Michigan Promise imperiled by budget deal
LANSING, MI – The budget debate at the state Capitol grew more heated Wednesday. A bipartisan budget committee voted to eliminate the popular Michigan Promise college scholarship as part of a higher education spending plan. The controversial budget could be voted on by the state House as soon as Thursday over the objections of Governor Granholm.
Governor Granholm has made saving the Michigan Promise scholarship a high priority. Her office issued a statement saying she's very opposed to the budget. But the governor stopped short of saying she'd veto the bill if it reaches her desk - leaving the future of the scholarship hanging in doubt.
"I would certainly hope the governor would veto it."
State Representative Joan Bauer chairs the House higher education budget subcommittee. She was one of two Democrats on a team of House and Senate negotiators to vote against the compromise spending plan.
"I could not vote for a budget that cut $140 million in Promise grants..." she says. "...scholarships that we have promised our young people and our students, and in addition, I could not support something that cut another 60 million in other financial aid."
That includes competitive scholarships, nursing scholarships and work-study money.
If that happens, the decision will hurt students, says Michael Boulus, a lobbyist for state universities. And he says it gives a black eye to higher education and efforts to keep young people in Michigan.
"It takes us from being one of the top third the bottom third in terms of state financial aid at a time when access and affordability are pretty key issues," he says.
The Michigan Merit Award was created 10 years ago by Republican Governor John Engler. It was a new entitlement that would go to families regardless of their incomes, as long as students scored well on standardized achievement tests and graduated from high school.
Three years ago, Governor Granholm raised graduation standards and asked the Legislature make the scholarship available to every high school graduate who completes two years of college or career training. And they changed the name of it to the Michigan Promise.
This year, 96,000 students qualified for the $4,000 grant. The money for the Promise, like the Merit award, was secured using part of the state's share of the national tobacco lawsuit settlement.
But now the state it's in a budget crisis, and that money is needed to help retire an almost $3 billion deficit, says Republican Senator Tony Stamas.
"The state's lost 23% of its revenue in the last 11 months," he says. "We have a constitutional obligation to provide a balanced budget. That's going to require some difficult decisions."
Stamas says eliminating the scholarship is tough, but it's better than raising taxes during a recession.
But some Democrats say it's time to start looking at tax increases, among them House Appropriations Committee Chairman George Cushingberry.
"I would vote to boost revenue today, but do I have 56?," he asks.
Cushingberry's talking about the 56 votes needed to pass a tax hike in the House. He shouts over to Democratic Representative Rick Hammel.
"I'm counting. Do I have 56 for revenue, Hammel? (laughs) I'm asking you! (laughs) He doesn't even want to talk about it. But, I'm serious. How you gonna do it? You tell me."

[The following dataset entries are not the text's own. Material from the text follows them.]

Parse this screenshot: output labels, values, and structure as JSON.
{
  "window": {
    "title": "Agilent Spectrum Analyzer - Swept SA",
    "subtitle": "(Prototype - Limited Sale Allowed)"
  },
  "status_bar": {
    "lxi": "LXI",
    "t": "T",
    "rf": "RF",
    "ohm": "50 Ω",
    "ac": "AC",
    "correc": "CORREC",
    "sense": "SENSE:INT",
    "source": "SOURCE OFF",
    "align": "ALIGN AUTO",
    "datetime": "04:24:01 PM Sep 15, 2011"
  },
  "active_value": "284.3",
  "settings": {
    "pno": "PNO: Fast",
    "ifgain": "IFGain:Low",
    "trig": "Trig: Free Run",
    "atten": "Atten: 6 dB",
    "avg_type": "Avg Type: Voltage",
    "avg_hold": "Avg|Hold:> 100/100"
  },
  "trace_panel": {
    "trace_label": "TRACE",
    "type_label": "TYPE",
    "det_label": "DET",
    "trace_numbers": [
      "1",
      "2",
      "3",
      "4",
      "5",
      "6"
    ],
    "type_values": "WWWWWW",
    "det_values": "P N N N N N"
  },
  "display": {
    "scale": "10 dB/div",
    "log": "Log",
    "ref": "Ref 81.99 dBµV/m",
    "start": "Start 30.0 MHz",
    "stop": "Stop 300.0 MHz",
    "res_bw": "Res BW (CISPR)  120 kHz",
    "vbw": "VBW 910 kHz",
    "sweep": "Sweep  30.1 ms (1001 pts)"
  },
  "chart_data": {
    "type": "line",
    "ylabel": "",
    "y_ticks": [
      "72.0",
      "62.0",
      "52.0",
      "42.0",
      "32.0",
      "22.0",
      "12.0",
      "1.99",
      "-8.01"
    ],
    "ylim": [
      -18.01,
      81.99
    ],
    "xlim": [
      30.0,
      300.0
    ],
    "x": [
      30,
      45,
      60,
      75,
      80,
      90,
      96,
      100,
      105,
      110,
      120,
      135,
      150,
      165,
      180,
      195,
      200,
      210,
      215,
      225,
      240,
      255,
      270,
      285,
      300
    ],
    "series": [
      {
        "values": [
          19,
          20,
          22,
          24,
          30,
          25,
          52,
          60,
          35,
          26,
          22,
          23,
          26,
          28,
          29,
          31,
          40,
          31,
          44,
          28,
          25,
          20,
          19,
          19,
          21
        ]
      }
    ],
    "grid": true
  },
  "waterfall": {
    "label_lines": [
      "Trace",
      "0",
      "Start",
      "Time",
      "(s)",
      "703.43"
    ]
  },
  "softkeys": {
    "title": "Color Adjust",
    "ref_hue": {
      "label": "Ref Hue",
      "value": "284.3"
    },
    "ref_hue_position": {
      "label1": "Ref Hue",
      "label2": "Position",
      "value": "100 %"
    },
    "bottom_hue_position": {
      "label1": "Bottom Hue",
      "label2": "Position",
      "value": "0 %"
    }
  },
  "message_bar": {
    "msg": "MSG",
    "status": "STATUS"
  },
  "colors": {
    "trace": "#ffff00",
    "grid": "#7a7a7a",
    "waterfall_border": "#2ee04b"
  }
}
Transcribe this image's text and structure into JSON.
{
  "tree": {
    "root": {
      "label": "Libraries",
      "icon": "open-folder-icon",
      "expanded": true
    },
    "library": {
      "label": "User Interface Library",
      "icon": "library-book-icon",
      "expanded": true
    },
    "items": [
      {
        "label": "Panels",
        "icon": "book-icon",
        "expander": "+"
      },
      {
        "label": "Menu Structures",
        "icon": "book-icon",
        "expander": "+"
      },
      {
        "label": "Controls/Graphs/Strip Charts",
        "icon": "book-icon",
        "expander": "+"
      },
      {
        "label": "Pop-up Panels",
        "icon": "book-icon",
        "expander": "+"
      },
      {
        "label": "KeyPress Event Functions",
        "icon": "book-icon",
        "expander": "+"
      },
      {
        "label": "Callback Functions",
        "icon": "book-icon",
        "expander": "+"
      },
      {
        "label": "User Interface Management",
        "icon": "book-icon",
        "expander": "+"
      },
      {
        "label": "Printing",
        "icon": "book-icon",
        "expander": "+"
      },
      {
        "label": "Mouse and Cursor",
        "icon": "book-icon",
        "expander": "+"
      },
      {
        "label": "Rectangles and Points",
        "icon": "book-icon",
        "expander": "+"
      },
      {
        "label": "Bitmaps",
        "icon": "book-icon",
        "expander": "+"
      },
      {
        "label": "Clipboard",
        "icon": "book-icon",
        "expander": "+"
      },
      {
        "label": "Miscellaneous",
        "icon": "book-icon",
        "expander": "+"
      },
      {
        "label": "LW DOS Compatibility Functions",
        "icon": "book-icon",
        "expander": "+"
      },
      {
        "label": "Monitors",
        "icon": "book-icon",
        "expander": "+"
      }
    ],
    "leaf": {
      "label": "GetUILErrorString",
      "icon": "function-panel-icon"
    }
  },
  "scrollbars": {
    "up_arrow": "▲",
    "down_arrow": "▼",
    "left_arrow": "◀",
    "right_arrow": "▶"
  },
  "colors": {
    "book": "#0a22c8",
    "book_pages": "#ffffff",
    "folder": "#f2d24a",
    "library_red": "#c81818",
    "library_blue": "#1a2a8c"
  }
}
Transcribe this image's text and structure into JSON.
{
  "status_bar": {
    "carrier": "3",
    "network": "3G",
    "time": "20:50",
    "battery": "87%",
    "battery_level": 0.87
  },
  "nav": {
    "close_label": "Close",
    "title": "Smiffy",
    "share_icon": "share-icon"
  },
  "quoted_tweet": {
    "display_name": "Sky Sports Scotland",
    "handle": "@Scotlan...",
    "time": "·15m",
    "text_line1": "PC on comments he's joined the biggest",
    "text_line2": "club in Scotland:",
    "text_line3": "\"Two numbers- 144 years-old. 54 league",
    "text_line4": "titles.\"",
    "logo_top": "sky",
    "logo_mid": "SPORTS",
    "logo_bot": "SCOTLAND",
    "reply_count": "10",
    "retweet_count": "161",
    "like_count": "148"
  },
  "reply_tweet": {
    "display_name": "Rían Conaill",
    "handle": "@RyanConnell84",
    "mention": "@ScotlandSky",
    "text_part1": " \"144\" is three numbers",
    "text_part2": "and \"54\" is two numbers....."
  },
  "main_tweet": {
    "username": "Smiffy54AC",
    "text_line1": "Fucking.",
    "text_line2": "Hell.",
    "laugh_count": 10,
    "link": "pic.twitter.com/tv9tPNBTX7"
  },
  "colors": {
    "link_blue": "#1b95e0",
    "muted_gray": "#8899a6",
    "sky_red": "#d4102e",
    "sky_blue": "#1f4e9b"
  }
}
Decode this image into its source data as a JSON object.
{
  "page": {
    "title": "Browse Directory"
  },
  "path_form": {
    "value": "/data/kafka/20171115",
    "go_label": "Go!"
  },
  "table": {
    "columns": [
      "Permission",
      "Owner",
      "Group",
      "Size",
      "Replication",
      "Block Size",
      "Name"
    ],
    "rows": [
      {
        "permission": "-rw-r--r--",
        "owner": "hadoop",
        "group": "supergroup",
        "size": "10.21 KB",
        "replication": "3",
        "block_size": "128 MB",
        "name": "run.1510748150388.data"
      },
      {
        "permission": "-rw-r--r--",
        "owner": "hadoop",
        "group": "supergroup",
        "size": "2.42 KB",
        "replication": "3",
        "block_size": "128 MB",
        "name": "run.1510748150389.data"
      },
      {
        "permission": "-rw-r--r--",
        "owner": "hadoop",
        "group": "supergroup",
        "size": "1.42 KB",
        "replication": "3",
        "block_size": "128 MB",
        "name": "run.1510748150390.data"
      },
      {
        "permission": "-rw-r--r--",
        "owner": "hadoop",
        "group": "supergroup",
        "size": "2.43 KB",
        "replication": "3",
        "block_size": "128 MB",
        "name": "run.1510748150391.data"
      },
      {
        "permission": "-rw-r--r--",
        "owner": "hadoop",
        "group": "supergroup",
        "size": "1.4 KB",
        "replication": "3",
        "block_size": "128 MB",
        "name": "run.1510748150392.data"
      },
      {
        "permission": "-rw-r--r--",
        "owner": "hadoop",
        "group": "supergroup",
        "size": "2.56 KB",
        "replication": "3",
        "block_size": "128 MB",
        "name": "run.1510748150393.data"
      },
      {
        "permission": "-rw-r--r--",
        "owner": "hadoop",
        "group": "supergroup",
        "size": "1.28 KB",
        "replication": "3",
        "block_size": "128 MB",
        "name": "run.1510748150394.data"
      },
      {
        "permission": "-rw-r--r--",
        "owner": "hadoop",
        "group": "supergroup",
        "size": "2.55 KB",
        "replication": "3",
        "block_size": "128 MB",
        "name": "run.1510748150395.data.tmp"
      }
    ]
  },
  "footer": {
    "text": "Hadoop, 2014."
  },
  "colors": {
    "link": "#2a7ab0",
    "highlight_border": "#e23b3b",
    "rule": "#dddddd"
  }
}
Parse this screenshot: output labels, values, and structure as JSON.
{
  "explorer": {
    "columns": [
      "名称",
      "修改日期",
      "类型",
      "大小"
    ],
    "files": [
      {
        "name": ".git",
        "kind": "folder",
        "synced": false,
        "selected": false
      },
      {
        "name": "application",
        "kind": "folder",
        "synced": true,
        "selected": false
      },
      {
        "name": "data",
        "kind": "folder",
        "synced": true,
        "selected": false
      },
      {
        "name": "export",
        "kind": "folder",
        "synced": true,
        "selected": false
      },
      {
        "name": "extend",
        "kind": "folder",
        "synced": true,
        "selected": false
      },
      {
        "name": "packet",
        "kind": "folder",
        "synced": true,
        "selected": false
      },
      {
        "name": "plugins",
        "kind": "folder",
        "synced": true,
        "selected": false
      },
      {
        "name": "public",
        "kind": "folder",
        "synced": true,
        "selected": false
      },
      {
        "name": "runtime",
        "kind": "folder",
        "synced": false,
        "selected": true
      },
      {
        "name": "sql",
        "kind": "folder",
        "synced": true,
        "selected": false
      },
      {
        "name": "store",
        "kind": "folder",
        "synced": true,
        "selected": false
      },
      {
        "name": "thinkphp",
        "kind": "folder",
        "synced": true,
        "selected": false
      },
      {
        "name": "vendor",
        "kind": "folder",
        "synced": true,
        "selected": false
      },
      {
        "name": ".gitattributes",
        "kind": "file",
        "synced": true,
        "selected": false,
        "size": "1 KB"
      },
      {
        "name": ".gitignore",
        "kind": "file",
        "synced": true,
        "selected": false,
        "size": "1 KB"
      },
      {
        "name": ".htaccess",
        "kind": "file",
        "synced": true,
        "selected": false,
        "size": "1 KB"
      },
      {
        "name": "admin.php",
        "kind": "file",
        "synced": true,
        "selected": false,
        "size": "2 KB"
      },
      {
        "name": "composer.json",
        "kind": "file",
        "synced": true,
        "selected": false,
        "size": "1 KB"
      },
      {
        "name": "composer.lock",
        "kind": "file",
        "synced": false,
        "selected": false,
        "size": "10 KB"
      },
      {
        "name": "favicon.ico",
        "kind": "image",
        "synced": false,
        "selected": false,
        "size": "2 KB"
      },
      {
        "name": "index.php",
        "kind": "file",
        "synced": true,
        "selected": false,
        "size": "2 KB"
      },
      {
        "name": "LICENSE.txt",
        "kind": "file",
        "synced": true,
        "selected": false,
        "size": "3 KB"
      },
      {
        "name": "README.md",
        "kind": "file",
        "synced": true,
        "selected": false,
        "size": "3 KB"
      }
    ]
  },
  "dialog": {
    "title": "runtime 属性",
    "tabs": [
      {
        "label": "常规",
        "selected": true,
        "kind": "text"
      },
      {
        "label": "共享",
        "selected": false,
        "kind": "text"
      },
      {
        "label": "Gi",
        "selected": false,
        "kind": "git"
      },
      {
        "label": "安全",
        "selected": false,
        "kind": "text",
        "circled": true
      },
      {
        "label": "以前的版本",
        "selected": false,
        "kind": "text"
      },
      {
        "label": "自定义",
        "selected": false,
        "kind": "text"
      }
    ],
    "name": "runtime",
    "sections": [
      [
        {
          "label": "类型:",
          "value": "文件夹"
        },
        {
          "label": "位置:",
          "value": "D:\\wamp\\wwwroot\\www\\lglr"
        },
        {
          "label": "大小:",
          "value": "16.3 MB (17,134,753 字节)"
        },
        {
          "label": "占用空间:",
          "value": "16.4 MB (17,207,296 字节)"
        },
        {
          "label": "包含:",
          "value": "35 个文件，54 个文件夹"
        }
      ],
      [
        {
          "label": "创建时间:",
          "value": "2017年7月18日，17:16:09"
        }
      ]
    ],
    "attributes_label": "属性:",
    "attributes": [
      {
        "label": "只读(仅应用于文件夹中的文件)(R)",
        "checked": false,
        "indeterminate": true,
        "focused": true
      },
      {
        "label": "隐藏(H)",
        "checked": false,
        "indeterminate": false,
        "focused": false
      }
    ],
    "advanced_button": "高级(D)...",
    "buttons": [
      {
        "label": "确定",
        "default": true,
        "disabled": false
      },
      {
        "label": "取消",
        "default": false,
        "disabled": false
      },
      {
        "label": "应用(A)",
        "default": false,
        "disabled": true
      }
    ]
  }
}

Cushingberry says a tax on bottled water and soda pop would mostly fund the scholarship. Governor Granholm's also called for new taxes to help balance the budget. But Granholm and Cushingberry still need to recruit 55 more people in the House, as well as 19 state senators to their cause if they're going to raise the money to keep the Michigan Promise.